Natural cleaners and green cleaning products are a smart way to clean your house the safe, non-toxic way. Take a look at these 8 tips for green cleaning in your home with store-bought cleaning solutions, or try homemade cleaners for your kitchen, bathroom, toilet and windows. Got a green cleaning tip to share? Let us know by sharing your secret.
1. Start With Green Cleaning Basics
Just about every natural cleaning product uses the same cleaners your grandma used. These ingredients aren't all completely safe -- keep them away from kids and pets -- but they're less toxic than many commercial cleaners, and a lot less costly. A good natural cleaning kit includes the following items:
- Baking soda (sodium bicarbonate) -- gritty scrubber, also reacts with acids like lemon and vinegar
- Borax -- disinfects, whitens and deodorizes
- White vinegar -- disinfects and loosens dirt
- Lemon juice -- disinfects, cuts through grease
- Olive oil -- picks up dirt, polishes wood
- Castile soap -- all-purpose foaming cleaner
- Washing soda (sodium carbonate) -- a caustic cleaner, stain remover and laundry supplement
2. Try Commercial Green Cleaning Products
There's absolutely nothing wrong with buying a commercial green cleaning product. These are, in fact, my personal preference because there's no mixing or measuring, and they do a good job with less "elbow grease." Truth be told, homemade or DIY cleaners like those listed above do a good job, but it usually takes more scrubbing and scouring to get surfaces as clean as a good-quality, green commercial preparation. Consider the many window, oven, floor, bathroom, kitchen and all-purpose cleaners made by Method, Seventh Generation, Simple Green, GreenWorks, Mrs. Meyer's, Ecover, Biokleen, OptionsForLife, Shaklee or other manufacturers.
3. Troubles Go Down the Drain

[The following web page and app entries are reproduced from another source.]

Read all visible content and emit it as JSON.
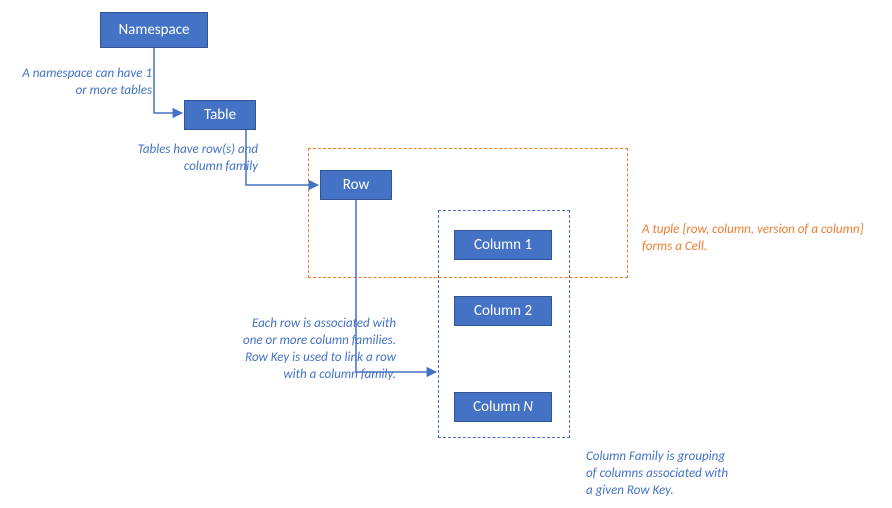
{
  "nodes": {
    "namespace": "Namespace",
    "table": "Table",
    "row": "Row",
    "column1": "Column 1",
    "column2": "Column 2",
    "columnN": "Column N"
  },
  "annotations": {
    "namespace_note": "A namespace can have 1\nor more tables",
    "table_note": "Tables have row(s) and\ncolumn family",
    "row_note": "Each row is associated with\none or more column families.\nRow Key is used to link a row\nwith a column family.",
    "cell_note": "A tuple {row, column, version of a column}\nforms a Cell.",
    "family_note": "Column Family is grouping\nof columns associated with\na given Row Key."
  }
}
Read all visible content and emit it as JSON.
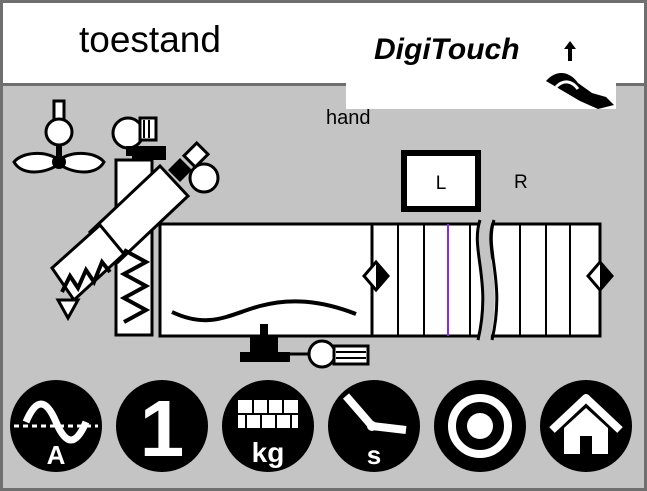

Prevent clogged drains with a strainer to keep hair, food and other stuff from building up in the drain. If you cook with a lot of oils, pour a pot of boiling water down the drain once a week to flush fats and oils away. When it's time to unclog, first use a plunger -- this often works better and faster than the most powerful chemicals. If that doesn't work, try a combination of 1/2 cup of baking soda, followed by 1/2 cup of white vinegar -- then cover the drain if you can, and let the foaming pressure do its stuff. Other recipes call for 1/2 cup of salt and an equal amount of baking soda, followed by 6 cups of boiling water -- wait a few hours, then flush with cold water. As a last resort, get a plumber's snake and "snake it out."
4. Green Cleaning and Wood Surfaces
There are a lot of different recipes out there that call for some combination of olive oil and vinegar. (Yes, you're cleaning with salad dressing -- for a floor you could eat off). The ratio of vinegar, oil and water will vary depending on the the type of wood and the finish you have on top of it. For wood floors, try 1/4 cup of vinegar in 1 gallon of hot water. For wood furniture, start with 1 cup vinegar with 1 teaspoon oil. For both recipes, "adjust to taste."
5. Windows of Opportunity
Clean your windows by adding 1/4 cup of vinegar to 2 or 3 cups of water. Some recipes call for a few drops of liquid detergent, and still others suggest you use only lemon juice added to water. You can use a newspaper to wipe, if newspaper inks don't bother you, or use a clean old cotton rag.
6. Lovin' the Oven
If you don't have a self-cleaning oven -- or even if you do -- there aren't many green cleaning options, and commercial oven cleaners tend to be caustic products with plenty o' toxic compounds. Even so, I'm skeptical of how easy or effective any natural cleaners might be at baked-on sludge. Some folks recommend sprinkling baking soda on the oven, then sprinkling water on it, and leaving it to soak overnight. (No mention of how this will clean the sides of the oven, however.) Then, the next morning, scrub and scour like the devil in heat. Or, get a commercial oven cleaner, use it carefully, and don't feel guilty about it. Placing a layer of foil at the bottom of your oven will make this task easier next time.
7. Green Cleaning: Do the Bath Math
In an enclosed area with not-so-great ventilation and a lot of humidity -- like your bathroom -- green cleaners make a lot of sense. Use baking soda and vinegar as a toilet scrub, and borax gets rave reviews as a tub and tile scrubber.
8. Green Cleaning and Fresh Air
Don't kill yourself -- or your kids -- to get a sweet smelling house. The NRDC tested 14 different household air fresheners and found that 12 contained the hormone-disrupting chemicals known as phthalates. Keeping your house generally clean should eliminate any odors -- or try natural odor-eaters like vinegar and baking soda. Best air freshener of all -- crack a window!